Chiphiko observed that Admarc may be under pressure to compete with those offering high prices, citing soya which is already being bought at K800 per kg.
“Actually we need more money to be able to buy because out there the prices that have been set are high,” he said.
Asked when Admarc will start buying produce, Chiphiko said the institution is waiting for funding from government.
Government allocated K2.6 billion to Admarc in the cureent National Budget.
For maize, he indicated that Admarc will go on the market mid or end May when the grain moisture content, especially in the Southern Region, would have reached the required levela of around 13 to 14 percent.
Said Chiphiko: “Currently the moisture content is still high at around 18 to 20 percent in the Southern Region. In the North and Centre, it is around 20 to 30 percent. We need the moisture content to drop because we buy for storage. We cannot keep the grain with high moisture content.”
He disclosed government has not released money for buying maize yet, Admarc has been given a go-ahead to borrow from banks and they are in talks with banks to source about K36 billion.
On his part, Farmers Union of Malawi president Frighton Njolomole hailed the new farmgate prices, saying they are much better than last year.

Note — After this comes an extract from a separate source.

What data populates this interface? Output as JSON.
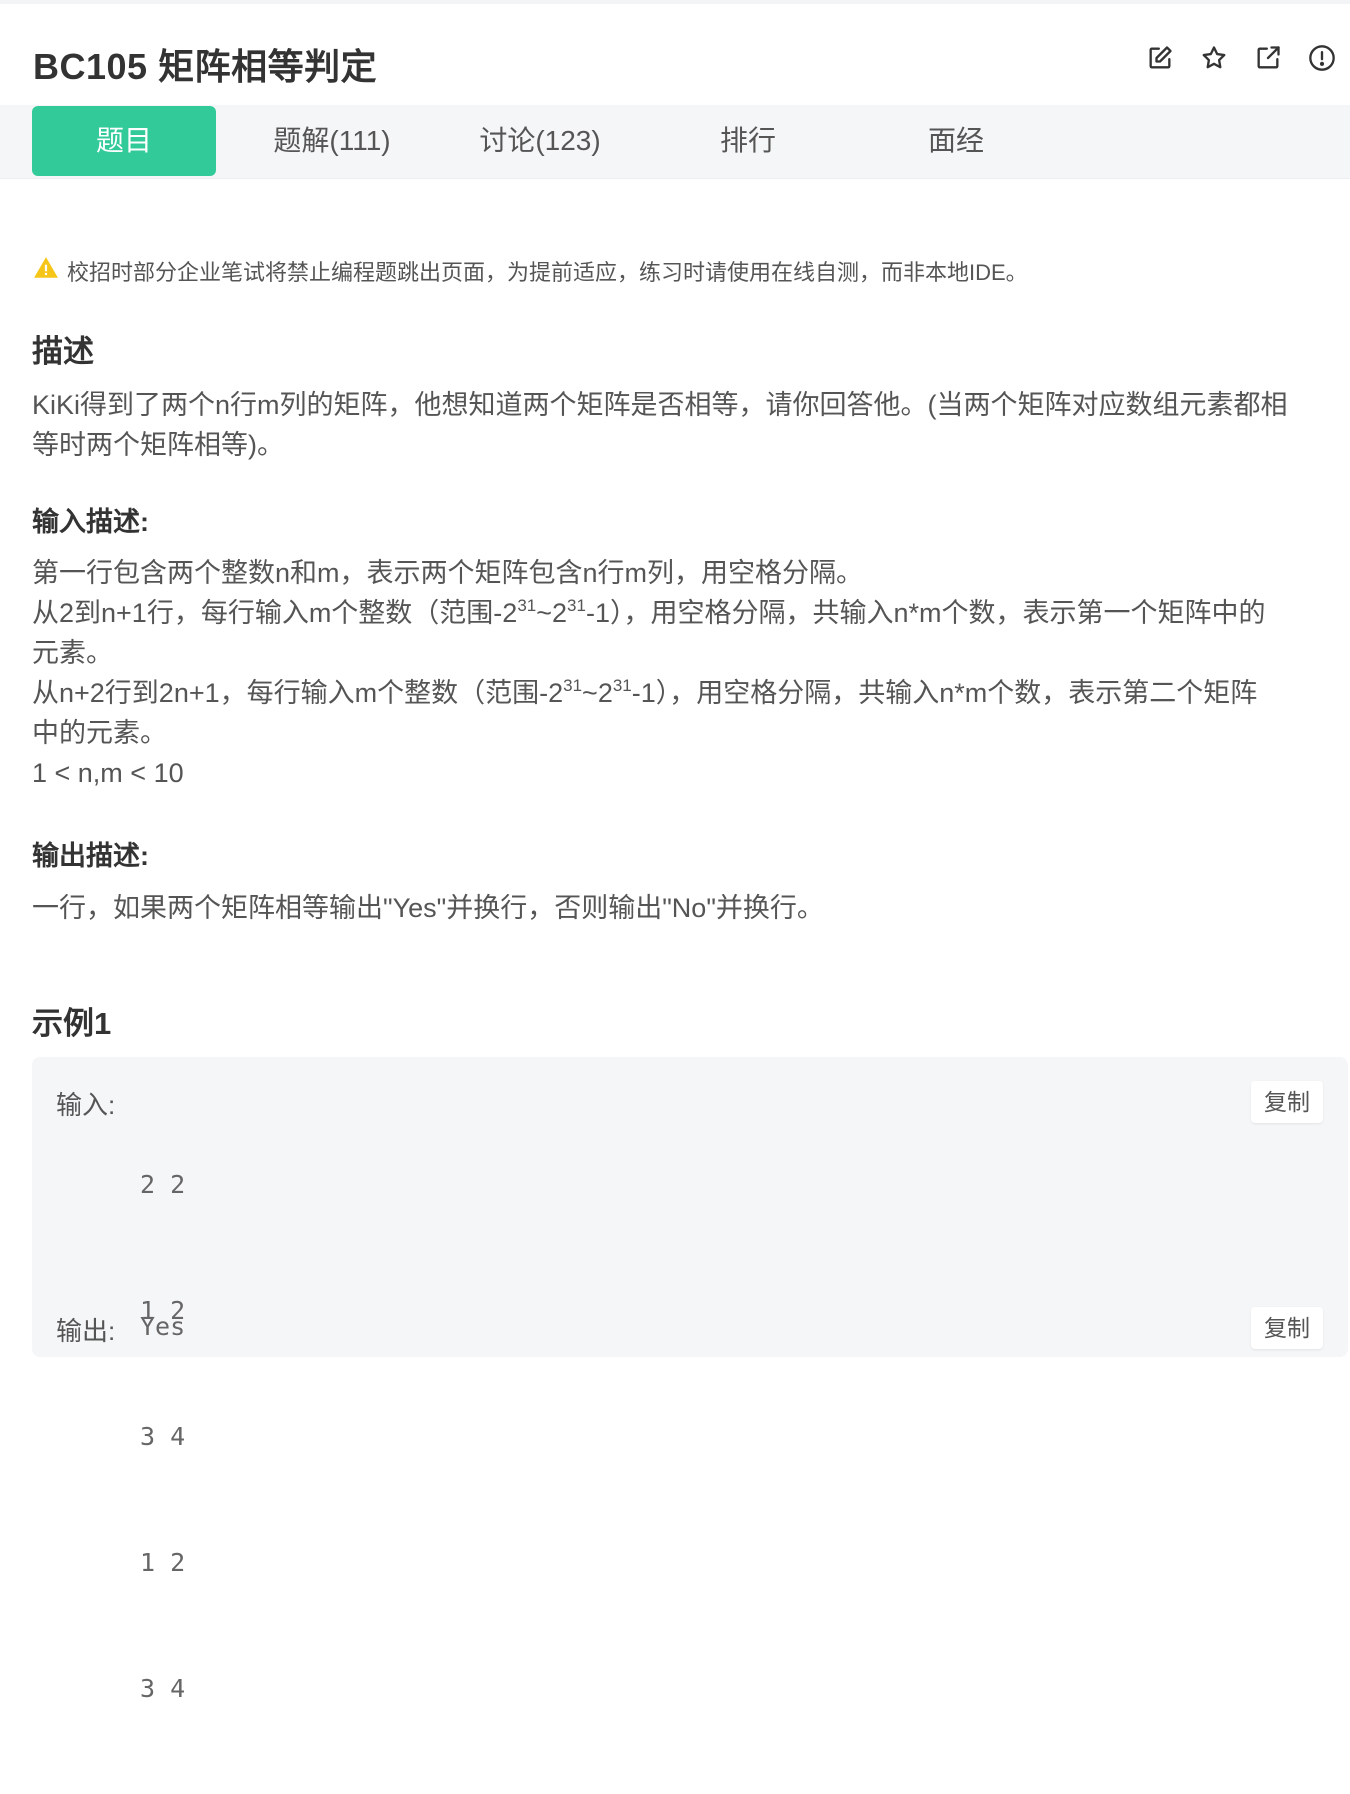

However, he said there is need to ensure that those buying the produce adhere to the set prices or offer more.
“We need a lot of security to protect farmers. There are people who always want to exploit others. We do not want vendors who will exploit farmers,” said Njolomole.
He feared that some Malawians will connive with foreigners and big traders to buy the produce from farmers, which may still lead to foreigners and big traders benefiting.
Njolomole called on Admarc to start buying early, saying by now they should have invested in grain dryers and stop giving excuses of moisture content.
He also said government to release finances on time to enable Admarc start buying early.
In a separate interview, agriculture expert Tamani Nkhono Mvula also described the prices as fair, observing there is an increase compared to past prices.
“What is needed is good enforcement to ensure that the produce is being bought at those prices. There has been huge production cost this year. The rains came late, there were challenges do do with inputs but also the disasters,” he said.
However, he urged caution on barring big companies from buying directly from farmers, saying that will promote middlemen which will deprive farmers of maximum benefits.
“Let the market be open so that what these companies can offer to the middlemen can be paid to the farmers,” said Mvula.
Last year maize farm gate price was set at K150 per kg, polished rice at K600 kg, unpolished rice at K250 per kg, Soya beans at K320 per kg, shelled groundnuts at K480 per kg, unshelled K330 per kg, pure beans at K510 per kg, mixed beans at K410 per kg, pigeon peas at K240 per kg and cotton at K320 per kg.
The Ministry of Agriculture is mandated by law to set minimum farmgate prices for crops grown in Malawi. The exercise is in line with the Agricultural General Purposes Act 1987 Cap 65.05 of the Laws of Malawi.